Our Christian lives should not be as trivial as those who wanted to follow Jesus into a victory over Rome.  God’s plan for Jesus and for us is so much bigger than that.  He wants us to be his children.  He wants us to deny ourselves.  He wants us to carry our own cross.  He wants us to obey him.  He wants to be the number one priority of our lives.  He wants to celebrate victory in heaven with him.  Jesus cannot celebrate a victory with us if we are not a part of the battle against evil and selfishness. 

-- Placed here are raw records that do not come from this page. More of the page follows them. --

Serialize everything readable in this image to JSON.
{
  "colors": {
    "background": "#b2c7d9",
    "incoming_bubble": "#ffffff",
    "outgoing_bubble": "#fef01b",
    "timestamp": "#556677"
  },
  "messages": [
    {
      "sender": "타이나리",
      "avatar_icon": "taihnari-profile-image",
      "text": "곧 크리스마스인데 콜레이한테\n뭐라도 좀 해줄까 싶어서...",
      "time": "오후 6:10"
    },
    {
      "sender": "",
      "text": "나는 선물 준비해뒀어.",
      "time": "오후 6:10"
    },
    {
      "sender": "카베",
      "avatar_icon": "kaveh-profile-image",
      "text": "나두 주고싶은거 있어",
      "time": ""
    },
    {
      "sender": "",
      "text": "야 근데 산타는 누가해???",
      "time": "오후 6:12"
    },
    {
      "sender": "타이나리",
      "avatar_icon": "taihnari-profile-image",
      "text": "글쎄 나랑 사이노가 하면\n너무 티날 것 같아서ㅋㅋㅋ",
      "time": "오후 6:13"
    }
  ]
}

There is no question that God has told us “If you declare with your mouth, ‘Jesus is Lord,’ and believe in your heart that God raised him from the dead, you will be saved.” (Romans 10:9 NIV)  That is the only requirement to become a child of God.  But the question must be asked, where is the proof?  If we declare Jesus as Lord, he should have total control of our life.  Would there be evidence displayed in our lives of our commitment to this declaration?  If our judge were to examine our checkbook, would that reveal Jesus as our number one priority?  If someone were to analyze our time, would the total time spent in prayer, worship and Bible study reveal Jesus as our number one priority?  If someone were to look at the hours we spend in service to others, would that provide any proof?  And what if we only participate in one of the three?  Would that convince our judge?

I want to be in that celebration described in Revelation.  I want to hear the voices of many angels, numbering thousands upon thousands, and ten thousand times ten thousand when they encircled the throne.  I want to hear them in a loud voice say:  “Worthy is the Lamb, who was slain, to received power and wealth and wisdom and strength and honor and glory and praise!”  I want to be there to hear every creature in heaven and on earth and under the earth and on the sea, and all that is in them, say:  “To him who sits on the throne and to the lamb be praise and honor and glory and power, for ever and ever!”  And then with the elders, I want to fall down and worship.

I hope you will join me.  I hope you will want to be Jesus’ disciple, deny yourself and take up your cross daily and follow him.  He has already received his power and glory.  Why not join him?

Let’s pray.